At least 50 dead. At least 50 more wounded. As the staggering numbers gutpunched their way in this morning, and America woke to the reality that in a violent nation, we reached another grim milestone, people struggled not just with the enormity of pain and sorrow, but with what to call this. Was it a hate crime, targeted as it was at an LGBT club? Was it an act of terrorism, as we learned that the shooter had a Muslim-sounding name? Was it a mass shooting?
The last two seemed like they could be in opposition, while a hate crime can apply to both. The problem is that it is (most likely) all three. While this is (as of the writing) unconfirmed, it seems that Omar Mateen called 911 to pledge allegiance to ISIS shortly before the shooting started.
A few things about this make it less an act of international terrorism, and more the actions of a sick and depraved man influenced by many factors, including the religious nihilism of ISIS. But there doesn’t seem to be any training, and certainly not any real membership in ISIS. Not to be glib, but one doesn’t join ISIS by calling 911. They generally don’t relay the message. You have to actually join.
(Obviously, there is a real danger of people actually joining ISIS and receiving training, and possibly using it in the homeland. Foreign fighters are a key part if ISIS strategy. This isn’t that. It’s a different danger.)
This idea is furthered by Mateen’s father, who said that the crime was more motivated by a hatred of homosexuals.
“We were in Downtown Miami, Bayside, people were playing music. And he saw two men kissing each other in front of his wife and kid and he got very angry,” Mir Seddique, told NBC News on Sunday. “They were kissing each other and touching each other and he said, ‘Look at that. In front of my son they are doing that.’ And then we were in the men’s bathroom and men were kissing each other.”
Seddique added, “This had nothing to do with religion.”
But…of course, it does. ISIS is explicitly opposed to homosexuality, and punishes it by death, as does al-Qaeda, the Taliban, and even “friendly” regimes in many Islamic countries. Christian ones, too, if you look at Uganda. And you barely have to twist the radio dial to hear religious-based (or at least justified) hatred of gays throughout the country. Liberal laws about transgender rights have sparked an upswing of hate speech about them as well, with Republican candidates tripping over each other to issues the loudest condemnation. A hatred of gays is both created by, and justified by, religion.
And that, to me, is why it does and it doesn’t matter that he “pledged” himself to ISIS. For years, terrorism experts and laypeople alike were wondering why there weren’t mere lone wolf attacks in the name of Qaeda or ISIS. Now, that door has fully opened, and the number of people carrying out mass shootings in the name of ISIS is going up. I think it will certainly increase. But let’s not say that this is a sign that ISIS is getting powerful, or more absurdly, that it means we are “losing” in struggle against radical fundamentalism. We may be, but these are not signs of it.

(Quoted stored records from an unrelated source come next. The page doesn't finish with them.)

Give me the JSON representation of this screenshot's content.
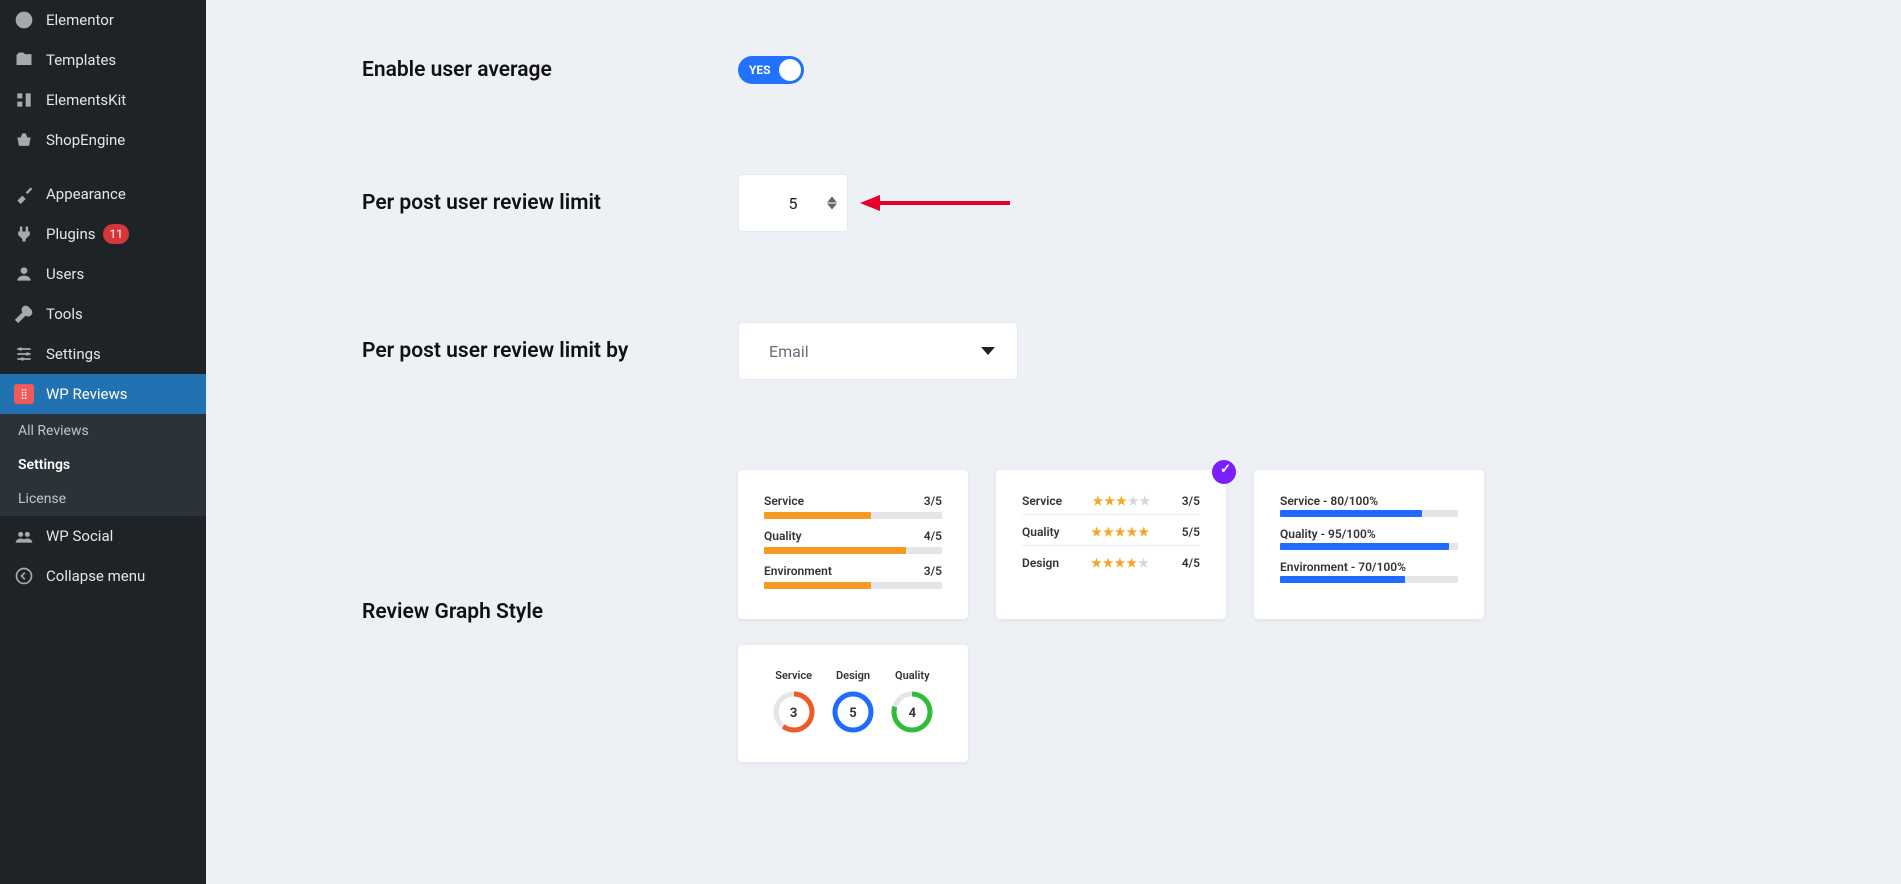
{
  "sidebar": {
    "items": [
      {
        "label": "Elementor"
      },
      {
        "label": "Templates"
      },
      {
        "label": "ElementsKit"
      },
      {
        "label": "ShopEngine"
      },
      {
        "label": "Appearance"
      },
      {
        "label": "Plugins",
        "badge": "11"
      },
      {
        "label": "Users"
      },
      {
        "label": "Tools"
      },
      {
        "label": "Settings"
      },
      {
        "label": "WP Reviews",
        "active": true
      },
      {
        "label": "WP Social"
      },
      {
        "label": "Collapse menu"
      }
    ],
    "submenu": {
      "items": [
        {
          "label": "All Reviews"
        },
        {
          "label": "Settings",
          "selected": true
        },
        {
          "label": "License"
        }
      ]
    }
  },
  "settings": {
    "enable_user_average": {
      "label": "Enable user average",
      "toggle_text": "YES"
    },
    "review_limit": {
      "label": "Per post user review limit",
      "value": "5"
    },
    "review_limit_by": {
      "label": "Per post user review limit by",
      "value": "Email"
    },
    "graph_style": {
      "label": "Review Graph Style"
    }
  },
  "graph_cards": [
    {
      "type": "bars_orange",
      "rows": [
        {
          "label": "Service",
          "score": "3/5",
          "pct": 60
        },
        {
          "label": "Quality",
          "score": "4/5",
          "pct": 80
        },
        {
          "label": "Environment",
          "score": "3/5",
          "pct": 60
        }
      ]
    },
    {
      "type": "stars",
      "selected": true,
      "rows": [
        {
          "label": "Service",
          "stars": 3,
          "score": "3/5"
        },
        {
          "label": "Quality",
          "stars": 5,
          "score": "5/5"
        },
        {
          "label": "Design",
          "stars": 4,
          "score": "4/5"
        }
      ]
    },
    {
      "type": "bars_blue",
      "rows": [
        {
          "label": "Service - 80/100%",
          "pct": 80
        },
        {
          "label": "Quality - 95/100%",
          "pct": 95
        },
        {
          "label": "Environment - 70/100%",
          "pct": 70
        }
      ]
    },
    {
      "type": "gauges",
      "items": [
        {
          "label": "Service",
          "value": "3",
          "color": "#f05a28",
          "frac": 0.6
        },
        {
          "label": "Design",
          "value": "5",
          "color": "#1f6bff",
          "frac": 1.0
        },
        {
          "label": "Quality",
          "value": "4",
          "color": "#2dbd3a",
          "frac": 0.8
        }
      ]
    }
  ]
}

What they are signs of is that it is extremely easy to kill a lot of people in America. It happens all the time. There is a sickness and violence in our culture, a roiling anger at immigrants or gays or Muslims or Southerners or just fucking life in general, just the dispossession of a post-industrial and unequal society, where binds are breaking, and every day we hear the snapping tendons of what once held us together.
Some of these people will identify as Muslim, and decide to tell 911 or Twitter that they love ISIS before billowing out into a hurricane of murderous insanity. Some will tell a Mens’ Rights message board. Some won’t tell anyone but the diary they keep next to a dog-eared copy of misread Nietzsche.
Of course, this is what ISIS wants, by telling anyone that they are “part” of ISIS if they pledge allegiance in public. But that’s even more to the point: they are taking advantage of a sickness, of people who feel weak and helpless and want to be part of something bigger. It’s little different than Eric Harris or Adam Lanza or Jared Loughner or Dylan Roof.
At the end of the day, it doesn’t matter which imaginary idol is being propitiated by violence, whether that is white pride, Jesus, or Allah. The slaughtered are no more or less dead due to which angry god is invoked. The suffering of the families is no more or less real. We will argue, in the days and weeks, as to whether this is terrorism, or a hate crime. Liberals will hear smug lectures about how we should now see that terrorism is bad, as if we didn’t already know that. That he pledged to ISIS will be a data point in people’s absurd spreadsheets about winning or losing, and we won’t look at the main question, the one that is truly about ourselves, about the dark heart thumping madly in the center of this nation.